### YOUR GOAL
Copy out all lines from the entries below in which "ProSieben" occurs.

====== DATA EXCERPTS

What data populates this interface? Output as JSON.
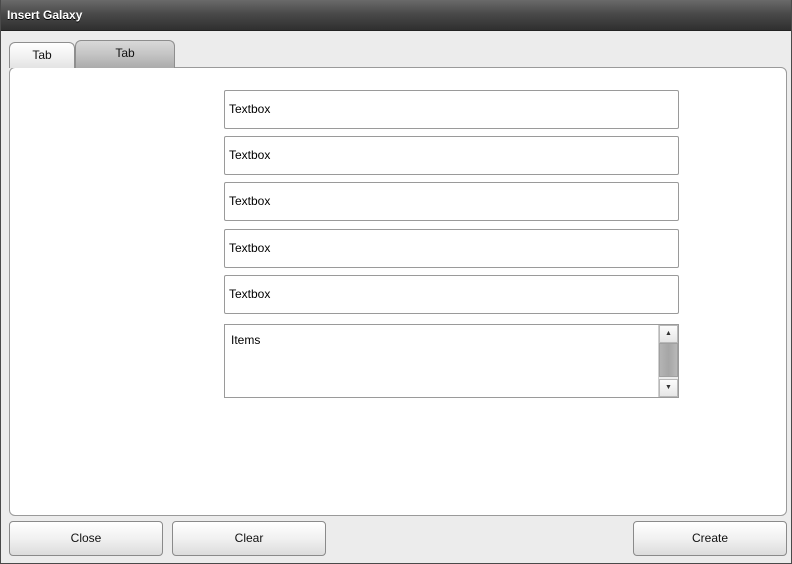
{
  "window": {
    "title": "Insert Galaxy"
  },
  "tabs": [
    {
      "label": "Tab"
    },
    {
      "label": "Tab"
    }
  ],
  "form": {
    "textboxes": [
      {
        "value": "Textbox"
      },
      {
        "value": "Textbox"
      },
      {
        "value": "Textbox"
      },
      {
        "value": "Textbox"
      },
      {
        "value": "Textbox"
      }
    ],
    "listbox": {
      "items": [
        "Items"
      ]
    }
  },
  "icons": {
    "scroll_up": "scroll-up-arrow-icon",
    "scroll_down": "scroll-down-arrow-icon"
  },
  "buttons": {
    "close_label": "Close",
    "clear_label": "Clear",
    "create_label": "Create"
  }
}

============
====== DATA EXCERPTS

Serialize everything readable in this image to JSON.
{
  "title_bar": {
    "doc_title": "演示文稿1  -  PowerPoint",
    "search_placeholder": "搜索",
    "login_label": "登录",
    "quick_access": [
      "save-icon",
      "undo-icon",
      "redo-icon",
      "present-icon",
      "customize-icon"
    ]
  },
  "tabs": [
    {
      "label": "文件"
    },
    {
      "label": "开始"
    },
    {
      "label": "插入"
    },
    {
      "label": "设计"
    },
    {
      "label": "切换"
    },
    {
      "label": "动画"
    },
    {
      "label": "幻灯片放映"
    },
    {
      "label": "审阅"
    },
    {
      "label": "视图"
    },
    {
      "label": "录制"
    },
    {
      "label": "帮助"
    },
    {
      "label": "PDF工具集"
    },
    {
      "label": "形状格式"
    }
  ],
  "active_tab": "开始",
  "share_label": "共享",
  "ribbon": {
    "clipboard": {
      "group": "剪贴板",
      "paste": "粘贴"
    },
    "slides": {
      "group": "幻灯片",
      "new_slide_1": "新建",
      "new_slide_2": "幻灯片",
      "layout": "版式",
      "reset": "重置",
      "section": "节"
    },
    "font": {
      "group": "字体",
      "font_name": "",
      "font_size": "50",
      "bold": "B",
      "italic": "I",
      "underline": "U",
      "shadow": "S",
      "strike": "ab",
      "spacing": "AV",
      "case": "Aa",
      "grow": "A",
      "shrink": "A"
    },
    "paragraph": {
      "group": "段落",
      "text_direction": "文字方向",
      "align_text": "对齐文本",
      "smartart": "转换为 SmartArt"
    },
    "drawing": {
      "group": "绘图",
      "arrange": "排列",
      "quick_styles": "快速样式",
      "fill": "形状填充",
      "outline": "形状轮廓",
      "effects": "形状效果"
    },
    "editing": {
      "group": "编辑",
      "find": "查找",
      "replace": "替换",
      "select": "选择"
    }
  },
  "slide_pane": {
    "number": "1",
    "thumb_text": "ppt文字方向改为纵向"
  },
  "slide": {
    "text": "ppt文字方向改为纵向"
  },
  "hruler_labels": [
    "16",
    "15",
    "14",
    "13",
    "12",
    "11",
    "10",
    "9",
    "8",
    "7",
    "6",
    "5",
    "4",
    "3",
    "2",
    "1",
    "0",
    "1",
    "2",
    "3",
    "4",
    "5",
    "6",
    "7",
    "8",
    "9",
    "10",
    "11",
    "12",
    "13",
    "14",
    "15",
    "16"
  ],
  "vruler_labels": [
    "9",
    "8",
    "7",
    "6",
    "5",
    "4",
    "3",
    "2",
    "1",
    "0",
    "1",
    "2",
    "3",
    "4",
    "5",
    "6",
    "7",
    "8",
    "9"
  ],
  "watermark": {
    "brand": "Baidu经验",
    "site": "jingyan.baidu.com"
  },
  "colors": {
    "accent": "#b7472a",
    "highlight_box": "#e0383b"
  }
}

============
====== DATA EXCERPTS

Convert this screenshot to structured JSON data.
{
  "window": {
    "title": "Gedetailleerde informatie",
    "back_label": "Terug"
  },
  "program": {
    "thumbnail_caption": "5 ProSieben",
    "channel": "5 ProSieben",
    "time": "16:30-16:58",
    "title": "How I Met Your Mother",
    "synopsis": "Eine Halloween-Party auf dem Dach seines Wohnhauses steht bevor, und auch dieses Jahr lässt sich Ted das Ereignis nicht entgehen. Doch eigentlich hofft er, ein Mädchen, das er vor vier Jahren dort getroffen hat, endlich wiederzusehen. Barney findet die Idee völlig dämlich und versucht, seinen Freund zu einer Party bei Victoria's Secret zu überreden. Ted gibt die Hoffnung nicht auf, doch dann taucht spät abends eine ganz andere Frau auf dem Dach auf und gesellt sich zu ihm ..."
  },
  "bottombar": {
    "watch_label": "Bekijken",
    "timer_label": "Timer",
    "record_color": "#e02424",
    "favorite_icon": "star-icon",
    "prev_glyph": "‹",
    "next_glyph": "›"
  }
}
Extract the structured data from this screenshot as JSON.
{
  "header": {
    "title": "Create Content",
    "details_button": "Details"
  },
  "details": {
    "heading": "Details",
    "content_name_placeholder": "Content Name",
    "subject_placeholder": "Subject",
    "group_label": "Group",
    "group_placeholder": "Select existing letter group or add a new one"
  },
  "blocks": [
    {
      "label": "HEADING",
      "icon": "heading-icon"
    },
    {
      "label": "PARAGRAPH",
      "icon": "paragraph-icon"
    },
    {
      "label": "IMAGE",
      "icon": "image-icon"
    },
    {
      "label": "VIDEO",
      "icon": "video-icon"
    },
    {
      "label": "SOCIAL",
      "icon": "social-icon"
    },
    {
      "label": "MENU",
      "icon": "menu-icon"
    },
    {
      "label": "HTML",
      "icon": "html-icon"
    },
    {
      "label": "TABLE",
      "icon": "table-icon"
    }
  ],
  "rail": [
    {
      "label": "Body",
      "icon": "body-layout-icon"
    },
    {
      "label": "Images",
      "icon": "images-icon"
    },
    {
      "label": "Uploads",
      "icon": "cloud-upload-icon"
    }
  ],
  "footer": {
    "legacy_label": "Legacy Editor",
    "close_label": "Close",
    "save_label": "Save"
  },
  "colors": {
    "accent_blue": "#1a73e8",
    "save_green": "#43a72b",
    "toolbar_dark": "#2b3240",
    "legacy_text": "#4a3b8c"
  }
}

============

### EXERCISE RESPONSE
    "thumbnail_caption": "5 ProSieben",
    "channel": "5 ProSieben",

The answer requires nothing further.